The violent assault on our nation’s capital on January 6th has shocked and angered us and has left us with so many questions. In times like these, young children look to us for guidance and to help them understand such troubling events. It can be daunting to talk with your young children about civil unrest, racial injustice, and violence, but you don’t have to go it alone.
Museum President and CEO Carole Charnow and Children’s Services of Roxbury President and CEO Sandra M. McCroom offer support to parents and caregivers searching for a way to speak with their children about racism in response to the brutal death of George Floyd.
As the Health and Wellness Educator, I’ve been part of many conversations about how to best support children’s mental health during this difficult time. Parents, caregivers, and even educators are desperate for tips to meet the social and emotional needs of their children, who are missing their friends, teachers, extended families, and everyday freedoms. I’d like to provide an objective view on some of the tips and resources so many organizations have been sharing to help support children’s well-being during the pandemic.
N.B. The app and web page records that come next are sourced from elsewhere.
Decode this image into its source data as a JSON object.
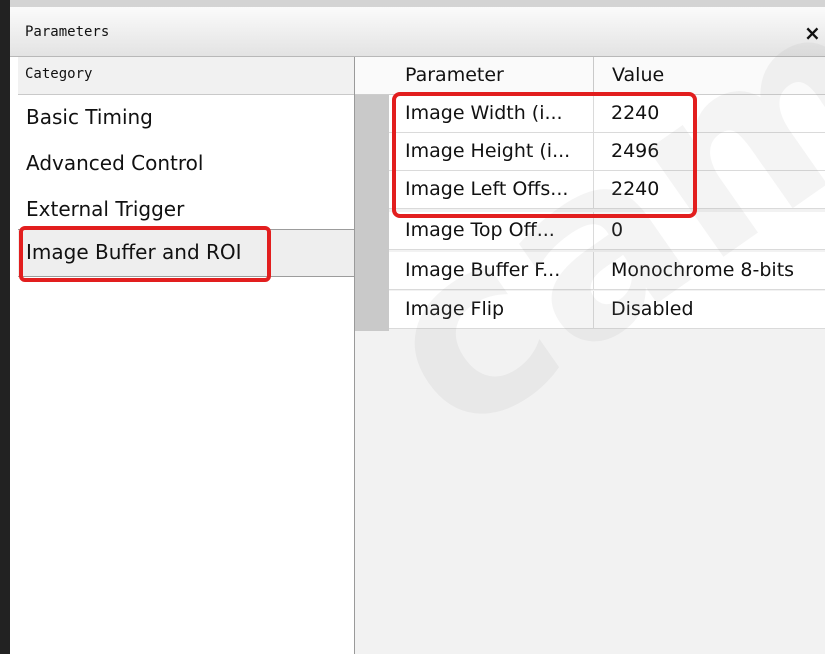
{
  "window": {
    "title": "Parameters",
    "close_glyph": "×"
  },
  "category_panel": {
    "header": "Category",
    "items": [
      {
        "label": "Basic Timing"
      },
      {
        "label": "Advanced Control"
      },
      {
        "label": "External Trigger"
      },
      {
        "label": "Image Buffer and ROI",
        "selected": true
      }
    ]
  },
  "parameter_grid": {
    "columns": [
      "Parameter",
      "Value"
    ],
    "rows": [
      {
        "parameter": "Image Width (i...",
        "value": "2240"
      },
      {
        "parameter": "Image Height (i...",
        "value": "2496"
      },
      {
        "parameter": "Image Left Offs...",
        "value": "2240"
      },
      {
        "parameter": "Image Top Off...",
        "value": "0"
      },
      {
        "parameter": "Image Buffer F...",
        "value": "Monochrome 8-bits"
      },
      {
        "parameter": "Image Flip",
        "value": "Disabled"
      }
    ]
  },
  "watermark": {
    "text": "camera"
  },
  "colors": {
    "highlight": "#e21e1e",
    "selected_bg": "#eeeeee",
    "grid_bg": "#f2f2f2"
  }
}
Guest blog by Sonya Kurzweil, Ph.D | firstname.lastname@example.org
Today’s parents recognize that childhood is an emotionally sensitive time. And they are very stressed by how to explain to kids what is going on now and what needs to be done. Here are some ideas on how to explain to kids what is going on and what they need to know about social distancing, as well as how to keep your family healthy and connected.
I was so pleased to sit down with Sherry Turkle’s thought-provoking new book, “Reclaiming Conversation.” Through her research, Turkle, an author, professor, and member of Boston Children’s Museum’s advisory board, explores in the book how quick “sips” of conversation— texts, emails, Tweets, posts, etc.—are replacing meaningful conversations, and the negative effects of this shift are becoming more and more evident. I was particularly struck by the consequences the decline in conversation is having on children.